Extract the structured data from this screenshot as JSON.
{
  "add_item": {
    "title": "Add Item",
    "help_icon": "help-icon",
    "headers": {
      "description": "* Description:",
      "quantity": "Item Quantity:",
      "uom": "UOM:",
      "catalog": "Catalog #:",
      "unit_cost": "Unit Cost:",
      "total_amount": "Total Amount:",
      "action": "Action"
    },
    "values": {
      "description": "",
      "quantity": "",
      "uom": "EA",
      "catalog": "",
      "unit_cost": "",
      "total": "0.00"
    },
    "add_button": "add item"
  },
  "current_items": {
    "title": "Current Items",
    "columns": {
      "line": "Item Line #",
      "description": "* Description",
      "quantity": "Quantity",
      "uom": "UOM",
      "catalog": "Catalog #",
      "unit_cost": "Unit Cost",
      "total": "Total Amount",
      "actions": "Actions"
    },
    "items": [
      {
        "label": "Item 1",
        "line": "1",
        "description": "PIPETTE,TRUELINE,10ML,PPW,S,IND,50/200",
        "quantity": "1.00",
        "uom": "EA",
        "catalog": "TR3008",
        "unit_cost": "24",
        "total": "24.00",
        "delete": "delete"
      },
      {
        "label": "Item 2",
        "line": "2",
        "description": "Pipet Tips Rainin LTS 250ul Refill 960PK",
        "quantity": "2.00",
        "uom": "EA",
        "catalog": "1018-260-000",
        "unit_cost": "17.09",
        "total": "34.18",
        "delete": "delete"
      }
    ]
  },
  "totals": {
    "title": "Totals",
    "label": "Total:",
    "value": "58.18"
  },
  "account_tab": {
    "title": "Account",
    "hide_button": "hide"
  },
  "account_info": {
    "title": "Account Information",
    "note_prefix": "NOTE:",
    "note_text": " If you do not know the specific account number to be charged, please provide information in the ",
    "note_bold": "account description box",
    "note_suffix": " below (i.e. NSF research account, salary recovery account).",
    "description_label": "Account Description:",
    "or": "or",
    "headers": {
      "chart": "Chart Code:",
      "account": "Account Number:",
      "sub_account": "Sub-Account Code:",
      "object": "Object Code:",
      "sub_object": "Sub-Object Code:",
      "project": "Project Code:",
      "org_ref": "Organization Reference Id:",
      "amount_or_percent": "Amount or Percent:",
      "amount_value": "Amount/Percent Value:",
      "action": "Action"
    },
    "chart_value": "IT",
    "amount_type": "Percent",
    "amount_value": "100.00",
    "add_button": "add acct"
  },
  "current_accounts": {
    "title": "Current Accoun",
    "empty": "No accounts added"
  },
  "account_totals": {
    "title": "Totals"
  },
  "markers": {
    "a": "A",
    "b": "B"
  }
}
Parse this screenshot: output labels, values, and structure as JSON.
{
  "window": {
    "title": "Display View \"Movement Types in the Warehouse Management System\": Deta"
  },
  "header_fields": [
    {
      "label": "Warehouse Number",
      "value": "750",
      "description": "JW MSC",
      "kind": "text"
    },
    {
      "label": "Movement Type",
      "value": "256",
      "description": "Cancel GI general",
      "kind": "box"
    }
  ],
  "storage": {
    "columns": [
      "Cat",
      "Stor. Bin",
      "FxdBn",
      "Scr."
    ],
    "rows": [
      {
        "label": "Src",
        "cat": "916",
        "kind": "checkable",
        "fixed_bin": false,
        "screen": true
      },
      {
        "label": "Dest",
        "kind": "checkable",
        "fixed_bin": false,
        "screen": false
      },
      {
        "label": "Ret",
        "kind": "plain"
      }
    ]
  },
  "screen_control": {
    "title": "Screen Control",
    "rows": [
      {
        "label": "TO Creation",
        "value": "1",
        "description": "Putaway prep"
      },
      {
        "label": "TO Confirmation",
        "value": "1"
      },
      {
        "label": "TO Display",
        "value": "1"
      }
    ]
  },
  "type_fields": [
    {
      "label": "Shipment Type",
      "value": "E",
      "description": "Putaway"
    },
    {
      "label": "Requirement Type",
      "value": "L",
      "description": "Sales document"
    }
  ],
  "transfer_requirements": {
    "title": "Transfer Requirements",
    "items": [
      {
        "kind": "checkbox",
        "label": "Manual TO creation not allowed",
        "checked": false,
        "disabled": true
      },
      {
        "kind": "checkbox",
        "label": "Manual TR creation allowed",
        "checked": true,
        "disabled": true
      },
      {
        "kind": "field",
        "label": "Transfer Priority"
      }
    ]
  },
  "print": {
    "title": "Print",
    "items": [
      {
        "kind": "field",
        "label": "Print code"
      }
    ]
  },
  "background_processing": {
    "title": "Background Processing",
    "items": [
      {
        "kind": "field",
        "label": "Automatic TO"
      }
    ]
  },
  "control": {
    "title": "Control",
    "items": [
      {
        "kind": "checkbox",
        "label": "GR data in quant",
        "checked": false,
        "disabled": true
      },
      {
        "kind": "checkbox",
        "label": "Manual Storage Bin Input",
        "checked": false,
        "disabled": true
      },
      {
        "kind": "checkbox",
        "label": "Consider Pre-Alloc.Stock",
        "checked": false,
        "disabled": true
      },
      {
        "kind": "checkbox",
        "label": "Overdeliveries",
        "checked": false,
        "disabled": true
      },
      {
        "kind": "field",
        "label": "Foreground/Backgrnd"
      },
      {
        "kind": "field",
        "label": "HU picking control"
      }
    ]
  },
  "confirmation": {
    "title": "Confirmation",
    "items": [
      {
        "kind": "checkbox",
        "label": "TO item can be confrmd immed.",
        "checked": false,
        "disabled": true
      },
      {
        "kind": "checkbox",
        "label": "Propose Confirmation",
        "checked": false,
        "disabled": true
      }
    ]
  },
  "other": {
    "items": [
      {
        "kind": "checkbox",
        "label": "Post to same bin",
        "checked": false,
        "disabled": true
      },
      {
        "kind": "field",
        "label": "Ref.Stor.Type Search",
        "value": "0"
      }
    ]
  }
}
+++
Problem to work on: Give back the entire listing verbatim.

Answer to this exercise:
Extract the structured data from this screenshot as JSON.
{
  "add_item": {
    "title": "Add Item",
    "help_icon": "help-icon",
    "headers": {
      "description": "* Description:",
      "quantity": "Item Quantity:",
      "uom": "UOM:",
      "catalog": "Catalog #:",
      "unit_cost": "Unit Cost:",
      "total_amount": "Total Amount:",
      "action": "Action"
    },
    "values": {
      "description": "",
      "quantity": "",
      "uom": "EA",
      "catalog": "",
      "unit_cost": "",
      "total": "0.00"
    },
    "add_button": "add item"
  },
  "current_items": {
    "title": "Current Items",
    "columns": {
      "line": "Item Line #",
      "description": "* Description",
      "quantity": "Quantity",
      "uom": "UOM",
      "catalog": "Catalog #",
      "unit_cost": "Unit Cost",
      "total": "Total Amount",
      "actions": "Actions"
    },
    "items": [
      {
        "label": "Item 1",
        "line": "1",
        "description": "PIPETTE,TRUELINE,10ML,PPW,S,IND,50/200",
        "quantity": "1.00",
        "uom": "EA",
        "catalog": "TR3008",
        "unit_cost": "24",
        "total": "24.00",
        "delete": "delete"
      },
      {
        "label": "Item 2",
        "line": "2",
        "description": "Pipet Tips Rainin LTS 250ul Refill 960PK",
        "quantity": "2.00",
        "uom": "EA",
        "catalog": "1018-260-000",
        "unit_cost": "17.09",
        "total": "34.18",
        "delete": "delete"
      }
    ]
  },
  "totals": {
    "title": "Totals",
    "label": "Total:",
    "value": "58.18"
  },
  "account_tab": {
    "title": "Account",
    "hide_button": "hide"
  },
  "account_info": {
    "title": "Account Information",
    "note_prefix": "NOTE:",
    "note_text": " If you do not know the specific account number to be charged, please provide information in the ",
    "note_bold": "account description box",
    "note_suffix": " below (i.e. NSF research account, salary recovery account).",
    "description_label": "Account Description:",
    "or": "or",
    "headers": {
      "chart": "Chart Code:",
      "account": "Account Number:",
      "sub_account": "Sub-Account Code:",
      "object": "Object Code:",
      "sub_object": "Sub-Object Code:",
      "project": "Project Code:",
      "org_ref": "Organization Reference Id:",
      "amount_or_percent": "Amount or Percent:",
      "amount_value": "Amount/Percent Value:",
      "action": "Action"
    },
    "chart_value": "IT",
    "amount_type": "Percent",
    "amount_value": "100.00",
    "add_button": "add acct"
  },
  "current_accounts": {
    "title": "Current Accoun",
    "empty": "No accounts added"
  },
  "account_totals": {
    "title": "Totals"
  },
  "markers": {
    "a": "A",
    "b": "B"
  }
}
Parse this screenshot: output labels, values, and structure as JSON.
{
  "window": {
    "title": "Display View \"Movement Types in the Warehouse Management System\": Deta"
  },
  "header_fields": [
    {
      "label": "Warehouse Number",
      "value": "750",
      "description": "JW MSC",
      "kind": "text"
    },
    {
      "label": "Movement Type",
      "value": "256",
      "description": "Cancel GI general",
      "kind": "box"
    }
  ],
  "storage": {
    "columns": [
      "Cat",
      "Stor. Bin",
      "FxdBn",
      "Scr."
    ],
    "rows": [
      {
        "label": "Src",
        "cat": "916",
        "kind": "checkable",
        "fixed_bin": false,
        "screen": true
      },
      {
        "label": "Dest",
        "kind": "checkable",
        "fixed_bin": false,
        "screen": false
      },
      {
        "label": "Ret",
        "kind": "plain"
      }
    ]
  },
  "screen_control": {
    "title": "Screen Control",
    "rows": [
      {
        "label": "TO Creation",
        "value": "1",
        "description": "Putaway prep"
      },
      {
        "label": "TO Confirmation",
        "value": "1"
      },
      {
        "label": "TO Display",
        "value": "1"
      }
    ]
  },
  "type_fields": [
    {
      "label": "Shipment Type",
      "value": "E",
      "description": "Putaway"
    },
    {
      "label": "Requirement Type",
      "value": "L",
      "description": "Sales document"
    }
  ],
  "transfer_requirements": {
    "title": "Transfer Requirements",
    "items": [
      {
        "kind": "checkbox",
        "label": "Manual TO creation not allowed",
        "checked": false,
        "disabled": true
      },
      {
        "kind": "checkbox",
        "label": "Manual TR creation allowed",
        "checked": true,
        "disabled": true
      },
      {
        "kind": "field",
        "label": "Transfer Priority"
      }
    ]
  },
  "print": {
    "title": "Print",
    "items": [
      {
        "kind": "field",
        "label": "Print code"
      }
    ]
  },
  "background_processing": {
    "title": "Background Processing",
    "items": [
      {
        "kind": "field",
        "label": "Automatic TO"
      }
    ]
  },
  "control": {
    "title": "Control",
    "items": [
      {
        "kind": "checkbox",
        "label": "GR data in quant",
        "checked": false,
        "disabled": true
      },
      {
        "kind": "checkbox",
        "label": "Manual Storage Bin Input",
        "checked": false,
        "disabled": true
      },
      {
        "kind": "checkbox",
        "label": "Consider Pre-Alloc.Stock",
        "checked": false,
        "disabled": true
      },
      {
        "kind": "checkbox",
        "label": "Overdeliveries",
        "checked": false,
        "disabled": true
      },
      {
        "kind": "field",
        "label": "Foreground/Backgrnd"
      },
      {
        "kind": "field",
        "label": "HU picking control"
      }
    ]
  },
  "confirmation": {
    "title": "Confirmation",
    "items": [
      {
        "kind": "checkbox",
        "label": "TO item can be confrmd immed.",
        "checked": false,
        "disabled": true
      },
      {
        "kind": "checkbox",
        "label": "Propose Confirmation",
        "checked": false,
        "disabled": true
      }
    ]
  },
  "other": {
    "items": [
      {
        "kind": "checkbox",
        "label": "Post to same bin",
        "checked": false,
        "disabled": true
      },
      {
        "kind": "field",
        "label": "Ref.Stor.Type Search",
        "value": "0"
      }
    ]
  }
}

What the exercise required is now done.